Extracted records:
----
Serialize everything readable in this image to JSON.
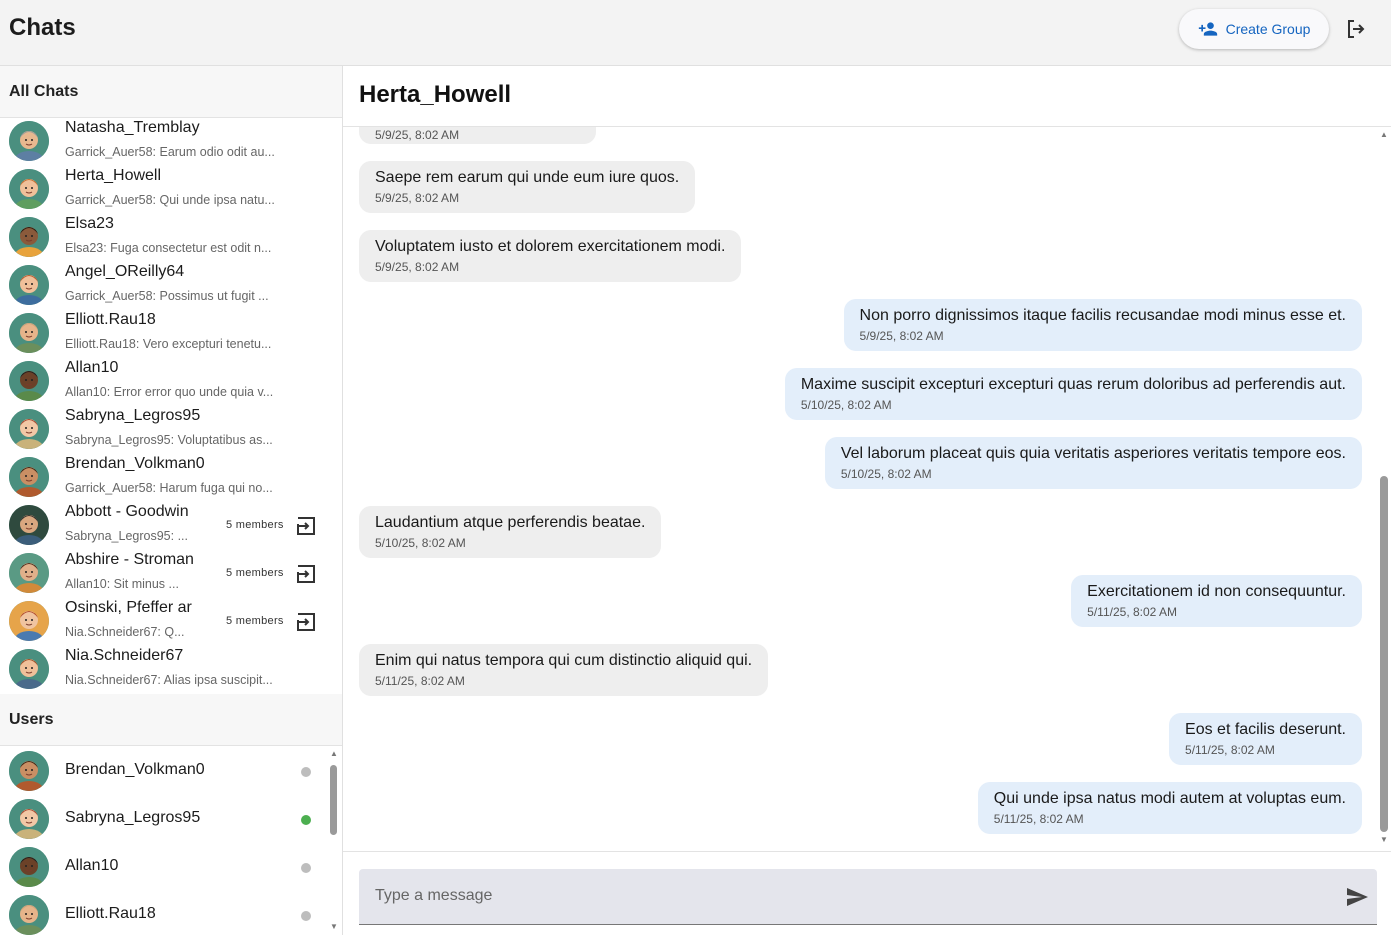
{
  "app": {
    "title": "Chats"
  },
  "header": {
    "create_group_label": "Create Group"
  },
  "sidebar": {
    "all_chats_label": "All Chats",
    "users_label": "Users",
    "chats": [
      {
        "name": "Natasha_Tremblay",
        "preview": "Garrick_Auer58: Earum odio odit au...",
        "avatar": "man-bald-mustache"
      },
      {
        "name": "Herta_Howell",
        "preview": "Garrick_Auer58: Qui unde ipsa natu...",
        "avatar": "man-ginger"
      },
      {
        "name": "Elsa23",
        "preview": "Elsa23: Fuga consectetur est odit n...",
        "avatar": "woman-dark"
      },
      {
        "name": "Angel_OReilly64",
        "preview": "Garrick_Auer58: Possimus ut fugit ...",
        "avatar": "man-ginger-2"
      },
      {
        "name": "Elliott.Rau18",
        "preview": "Elliott.Rau18: Vero excepturi tenetu...",
        "avatar": "man-bald-glasses"
      },
      {
        "name": "Allan10",
        "preview": "Allan10: Error error quo unde quia v...",
        "avatar": "man-dark"
      },
      {
        "name": "Sabryna_Legros95",
        "preview": "Sabryna_Legros95: Voluptatibus as...",
        "avatar": "woman-red"
      },
      {
        "name": "Brendan_Volkman0",
        "preview": "Garrick_Auer58: Harum fuga qui no...",
        "avatar": "man-brown"
      },
      {
        "name": "Abbott - Goodwin",
        "preview": "Sabryna_Legros95: ...",
        "members": "5 members",
        "avatar": "group-1"
      },
      {
        "name": "Abshire - Stroman",
        "preview": "Allan10: Sit minus ...",
        "members": "5 members",
        "avatar": "group-2"
      },
      {
        "name": "Osinski, Pfeffer ar",
        "preview": "Nia.Schneider67: Q...",
        "members": "5 members",
        "avatar": "group-3"
      },
      {
        "name": "Nia.Schneider67",
        "preview": "Nia.Schneider67: Alias ipsa suscipit...",
        "avatar": "man-ginger-3"
      }
    ],
    "users": [
      {
        "name": "Brendan_Volkman0",
        "status": "offline",
        "status_color": "#bdbdbd"
      },
      {
        "name": "Sabryna_Legros95",
        "status": "online",
        "status_color": "#4caf50"
      },
      {
        "name": "Allan10",
        "status": "offline",
        "status_color": "#bdbdbd"
      },
      {
        "name": "Elliott.Rau18",
        "status": "offline",
        "status_color": "#bdbdbd"
      }
    ]
  },
  "chat": {
    "title": "Herta_Howell",
    "partial_time": "5/9/25, 8:02 AM",
    "messages": [
      {
        "dir": "in",
        "text": "Saepe rem earum qui unde eum iure quos.",
        "time": "5/9/25, 8:02 AM"
      },
      {
        "dir": "in",
        "text": "Voluptatem iusto et dolorem exercitationem modi.",
        "time": "5/9/25, 8:02 AM"
      },
      {
        "dir": "out",
        "text": "Non porro dignissimos itaque facilis recusandae modi minus esse et.",
        "time": "5/9/25, 8:02 AM"
      },
      {
        "dir": "out",
        "text": "Maxime suscipit excepturi excepturi quas rerum doloribus ad perferendis aut.",
        "time": "5/10/25, 8:02 AM"
      },
      {
        "dir": "out",
        "text": "Vel laborum placeat quis quia veritatis asperiores veritatis tempore eos.",
        "time": "5/10/25, 8:02 AM"
      },
      {
        "dir": "in",
        "text": "Laudantium atque perferendis beatae.",
        "time": "5/10/25, 8:02 AM"
      },
      {
        "dir": "out",
        "text": "Exercitationem id non consequuntur.",
        "time": "5/11/25, 8:02 AM"
      },
      {
        "dir": "in",
        "text": "Enim qui natus tempora qui cum distinctio aliquid qui.",
        "time": "5/11/25, 8:02 AM"
      },
      {
        "dir": "out",
        "text": "Eos et facilis deserunt.",
        "time": "5/11/25, 8:02 AM"
      },
      {
        "dir": "out",
        "text": "Qui unde ipsa natus modi autem at voluptas eum.",
        "time": "5/11/25, 8:02 AM"
      }
    ]
  },
  "composer": {
    "placeholder": "Type a message"
  },
  "colors": {
    "accent": "#1565c0",
    "incoming_bubble": "#eeeeee",
    "outgoing_bubble": "#e3eefa",
    "online": "#4caf50",
    "offline": "#bdbdbd"
  }
}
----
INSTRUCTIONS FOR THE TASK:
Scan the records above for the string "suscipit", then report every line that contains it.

YOUR SOLUTION:
        "preview": "Nia.Schneider67: Alias ipsa suscipit...",
        "text": "Maxime suscipit excepturi excepturi quas rerum doloribus ad perferendis aut.",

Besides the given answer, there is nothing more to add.